REQUIRED ACTION: Retype the whole listing below precisely.

=== Begin Enclosure ===

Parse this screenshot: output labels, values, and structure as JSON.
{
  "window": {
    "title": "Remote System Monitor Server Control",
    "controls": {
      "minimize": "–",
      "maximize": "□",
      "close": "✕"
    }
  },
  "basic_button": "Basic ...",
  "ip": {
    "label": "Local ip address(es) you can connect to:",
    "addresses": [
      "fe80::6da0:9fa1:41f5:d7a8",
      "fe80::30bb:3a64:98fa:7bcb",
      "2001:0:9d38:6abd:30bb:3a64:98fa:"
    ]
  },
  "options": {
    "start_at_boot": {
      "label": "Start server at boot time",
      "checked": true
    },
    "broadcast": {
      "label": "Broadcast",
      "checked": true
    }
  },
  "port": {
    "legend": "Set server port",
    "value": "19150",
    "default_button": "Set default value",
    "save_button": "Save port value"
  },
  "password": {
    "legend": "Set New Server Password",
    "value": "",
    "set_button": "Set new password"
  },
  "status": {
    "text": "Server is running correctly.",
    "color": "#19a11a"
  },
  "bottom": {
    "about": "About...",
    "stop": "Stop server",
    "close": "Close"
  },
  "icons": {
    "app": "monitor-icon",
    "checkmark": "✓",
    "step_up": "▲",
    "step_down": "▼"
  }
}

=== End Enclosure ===

SOLUTION TO THE PROBLEM:
Parse this screenshot: output labels, values, and structure as JSON.
{
  "window": {
    "title": "Remote System Monitor Server Control",
    "controls": {
      "minimize": "–",
      "maximize": "□",
      "close": "✕"
    }
  },
  "basic_button": "Basic ...",
  "ip": {
    "label": "Local ip address(es) you can connect to:",
    "addresses": [
      "fe80::6da0:9fa1:41f5:d7a8",
      "fe80::30bb:3a64:98fa:7bcb",
      "2001:0:9d38:6abd:30bb:3a64:98fa:"
    ]
  },
  "options": {
    "start_at_boot": {
      "label": "Start server at boot time",
      "checked": true
    },
    "broadcast": {
      "label": "Broadcast",
      "checked": true
    }
  },
  "port": {
    "legend": "Set server port",
    "value": "19150",
    "default_button": "Set default value",
    "save_button": "Save port value"
  },
  "password": {
    "legend": "Set New Server Password",
    "value": "",
    "set_button": "Set new password"
  },
  "status": {
    "text": "Server is running correctly.",
    "color": "#19a11a"
  },
  "bottom": {
    "about": "About...",
    "stop": "Stop server",
    "close": "Close"
  },
  "icons": {
    "app": "monitor-icon",
    "checkmark": "✓",
    "step_up": "▲",
    "step_down": "▼"
  }
}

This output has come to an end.